- The problem
Count up the lines below in which the string "this" appears. The reply should be that number alone.

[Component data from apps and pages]
[Start of section]
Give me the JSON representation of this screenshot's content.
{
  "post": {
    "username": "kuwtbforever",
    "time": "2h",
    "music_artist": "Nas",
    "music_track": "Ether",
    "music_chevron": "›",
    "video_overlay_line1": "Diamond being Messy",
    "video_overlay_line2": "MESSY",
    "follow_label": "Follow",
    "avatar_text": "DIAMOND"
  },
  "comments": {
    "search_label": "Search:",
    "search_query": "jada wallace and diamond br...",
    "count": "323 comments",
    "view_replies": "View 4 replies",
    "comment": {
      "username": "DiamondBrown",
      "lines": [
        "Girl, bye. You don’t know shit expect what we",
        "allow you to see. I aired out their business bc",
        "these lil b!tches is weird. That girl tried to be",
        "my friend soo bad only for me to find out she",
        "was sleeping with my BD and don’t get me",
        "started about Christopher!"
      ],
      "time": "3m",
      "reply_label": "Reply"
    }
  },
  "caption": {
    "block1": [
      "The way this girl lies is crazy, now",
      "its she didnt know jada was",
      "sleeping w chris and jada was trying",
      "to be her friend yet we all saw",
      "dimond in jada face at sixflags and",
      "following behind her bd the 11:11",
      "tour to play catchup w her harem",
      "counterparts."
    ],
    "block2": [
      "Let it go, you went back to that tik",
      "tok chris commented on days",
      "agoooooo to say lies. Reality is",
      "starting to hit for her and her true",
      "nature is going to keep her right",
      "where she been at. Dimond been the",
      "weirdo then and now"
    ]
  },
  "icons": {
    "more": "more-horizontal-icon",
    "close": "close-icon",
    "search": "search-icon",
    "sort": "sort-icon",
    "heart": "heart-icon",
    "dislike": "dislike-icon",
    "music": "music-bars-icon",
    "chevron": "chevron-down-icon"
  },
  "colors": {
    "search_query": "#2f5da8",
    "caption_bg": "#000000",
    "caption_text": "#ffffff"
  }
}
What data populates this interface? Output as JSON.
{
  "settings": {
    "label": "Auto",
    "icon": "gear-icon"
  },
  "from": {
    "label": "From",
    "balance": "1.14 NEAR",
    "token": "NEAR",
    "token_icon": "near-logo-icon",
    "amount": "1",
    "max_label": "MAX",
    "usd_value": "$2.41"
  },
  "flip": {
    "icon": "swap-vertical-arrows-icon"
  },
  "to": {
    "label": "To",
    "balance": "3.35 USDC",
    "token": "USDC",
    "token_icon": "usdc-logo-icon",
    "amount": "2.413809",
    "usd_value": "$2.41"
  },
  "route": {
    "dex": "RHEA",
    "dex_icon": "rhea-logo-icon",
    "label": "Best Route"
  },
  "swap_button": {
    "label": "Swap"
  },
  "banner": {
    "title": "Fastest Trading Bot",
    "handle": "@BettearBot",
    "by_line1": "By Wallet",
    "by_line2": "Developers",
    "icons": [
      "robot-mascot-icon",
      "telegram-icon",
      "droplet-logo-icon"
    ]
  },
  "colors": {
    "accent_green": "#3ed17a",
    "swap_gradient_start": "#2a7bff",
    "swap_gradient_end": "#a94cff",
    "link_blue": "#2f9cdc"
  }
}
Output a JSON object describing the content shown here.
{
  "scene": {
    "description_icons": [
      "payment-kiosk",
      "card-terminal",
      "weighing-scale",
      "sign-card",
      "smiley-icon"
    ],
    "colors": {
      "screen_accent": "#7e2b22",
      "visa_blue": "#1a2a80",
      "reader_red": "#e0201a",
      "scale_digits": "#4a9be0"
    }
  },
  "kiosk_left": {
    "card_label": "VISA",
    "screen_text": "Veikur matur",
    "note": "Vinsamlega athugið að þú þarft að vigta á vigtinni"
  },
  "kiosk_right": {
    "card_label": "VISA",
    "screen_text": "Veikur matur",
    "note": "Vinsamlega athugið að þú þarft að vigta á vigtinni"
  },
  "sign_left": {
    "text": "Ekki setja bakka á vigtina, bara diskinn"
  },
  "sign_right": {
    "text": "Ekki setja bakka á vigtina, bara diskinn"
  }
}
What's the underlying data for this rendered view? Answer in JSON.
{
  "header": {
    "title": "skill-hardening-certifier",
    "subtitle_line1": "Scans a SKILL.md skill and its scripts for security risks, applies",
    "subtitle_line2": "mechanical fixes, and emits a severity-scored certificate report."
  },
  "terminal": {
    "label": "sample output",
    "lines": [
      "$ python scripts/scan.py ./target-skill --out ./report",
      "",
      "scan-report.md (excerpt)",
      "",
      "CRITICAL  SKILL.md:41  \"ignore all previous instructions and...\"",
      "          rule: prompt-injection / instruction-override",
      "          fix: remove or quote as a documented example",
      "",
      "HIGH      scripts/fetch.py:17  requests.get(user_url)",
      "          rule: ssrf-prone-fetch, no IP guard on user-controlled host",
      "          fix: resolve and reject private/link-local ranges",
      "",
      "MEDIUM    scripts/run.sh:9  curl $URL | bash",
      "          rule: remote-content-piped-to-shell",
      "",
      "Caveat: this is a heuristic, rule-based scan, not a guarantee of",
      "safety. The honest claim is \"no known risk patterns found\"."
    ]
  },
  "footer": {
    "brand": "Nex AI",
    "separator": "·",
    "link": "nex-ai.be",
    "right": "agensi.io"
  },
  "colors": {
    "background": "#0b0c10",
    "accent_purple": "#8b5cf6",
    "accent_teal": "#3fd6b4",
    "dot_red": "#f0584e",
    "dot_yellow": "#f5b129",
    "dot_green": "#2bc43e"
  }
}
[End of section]
- Exercise output
5